● Exercise aim:
Here are some records; copy every line that holds the word "IllegalArgumentException".

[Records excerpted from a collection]
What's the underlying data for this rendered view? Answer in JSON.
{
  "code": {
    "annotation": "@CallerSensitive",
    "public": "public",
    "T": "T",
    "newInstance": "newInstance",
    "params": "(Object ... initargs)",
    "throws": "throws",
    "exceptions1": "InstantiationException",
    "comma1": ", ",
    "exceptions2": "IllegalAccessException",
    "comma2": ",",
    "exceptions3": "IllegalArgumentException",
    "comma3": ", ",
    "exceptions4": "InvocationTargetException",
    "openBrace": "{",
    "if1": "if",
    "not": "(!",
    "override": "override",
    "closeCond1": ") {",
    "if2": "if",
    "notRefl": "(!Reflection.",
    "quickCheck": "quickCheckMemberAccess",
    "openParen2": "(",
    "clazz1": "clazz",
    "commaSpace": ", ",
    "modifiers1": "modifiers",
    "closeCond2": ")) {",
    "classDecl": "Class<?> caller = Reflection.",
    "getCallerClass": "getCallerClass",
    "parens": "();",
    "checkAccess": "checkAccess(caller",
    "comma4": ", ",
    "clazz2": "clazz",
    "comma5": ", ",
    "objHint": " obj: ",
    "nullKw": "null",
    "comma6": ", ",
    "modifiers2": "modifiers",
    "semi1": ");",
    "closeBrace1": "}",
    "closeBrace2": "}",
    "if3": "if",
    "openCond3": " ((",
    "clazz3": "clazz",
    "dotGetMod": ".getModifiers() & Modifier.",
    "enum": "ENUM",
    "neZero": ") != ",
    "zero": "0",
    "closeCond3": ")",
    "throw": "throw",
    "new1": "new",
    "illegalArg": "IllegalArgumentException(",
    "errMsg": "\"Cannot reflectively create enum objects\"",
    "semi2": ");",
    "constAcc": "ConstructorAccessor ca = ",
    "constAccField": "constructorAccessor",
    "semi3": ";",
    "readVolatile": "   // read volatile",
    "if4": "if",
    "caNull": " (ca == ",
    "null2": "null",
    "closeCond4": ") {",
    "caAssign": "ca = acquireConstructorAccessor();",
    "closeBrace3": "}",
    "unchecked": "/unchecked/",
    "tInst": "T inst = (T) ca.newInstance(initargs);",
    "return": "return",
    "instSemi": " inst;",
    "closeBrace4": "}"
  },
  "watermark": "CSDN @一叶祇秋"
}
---
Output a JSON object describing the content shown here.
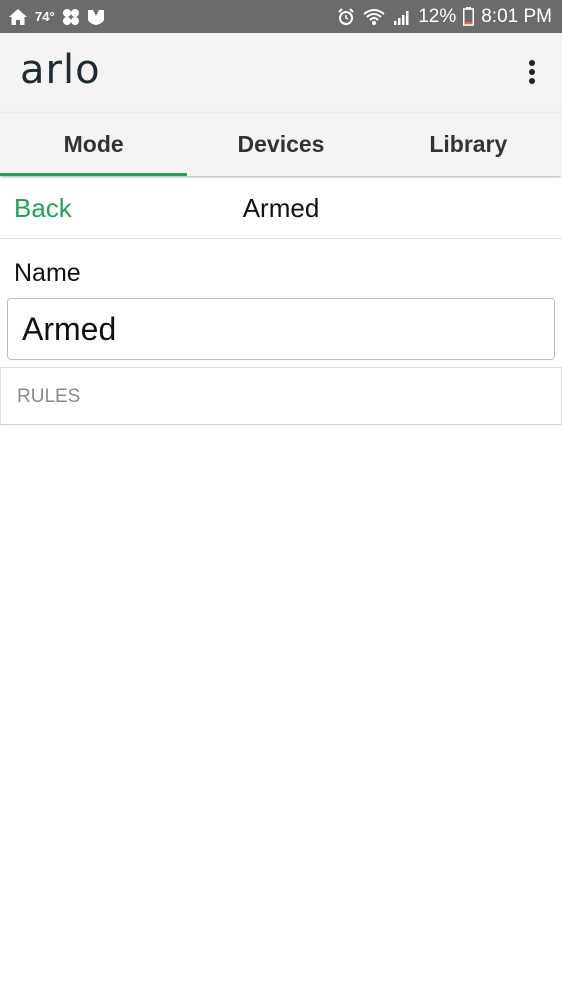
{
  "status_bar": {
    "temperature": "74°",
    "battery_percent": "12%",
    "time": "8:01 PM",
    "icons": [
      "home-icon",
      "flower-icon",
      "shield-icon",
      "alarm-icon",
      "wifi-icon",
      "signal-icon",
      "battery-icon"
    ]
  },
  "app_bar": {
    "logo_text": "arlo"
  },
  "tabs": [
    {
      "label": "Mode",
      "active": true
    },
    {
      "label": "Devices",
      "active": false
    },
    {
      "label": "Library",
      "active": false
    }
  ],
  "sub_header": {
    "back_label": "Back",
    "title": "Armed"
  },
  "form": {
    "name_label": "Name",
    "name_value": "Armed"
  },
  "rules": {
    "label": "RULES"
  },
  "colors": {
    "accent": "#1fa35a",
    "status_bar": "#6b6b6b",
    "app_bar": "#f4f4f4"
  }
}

● Your solution:
    "exceptions3": "IllegalArgumentException",
    "illegalArg": "IllegalArgumentException(",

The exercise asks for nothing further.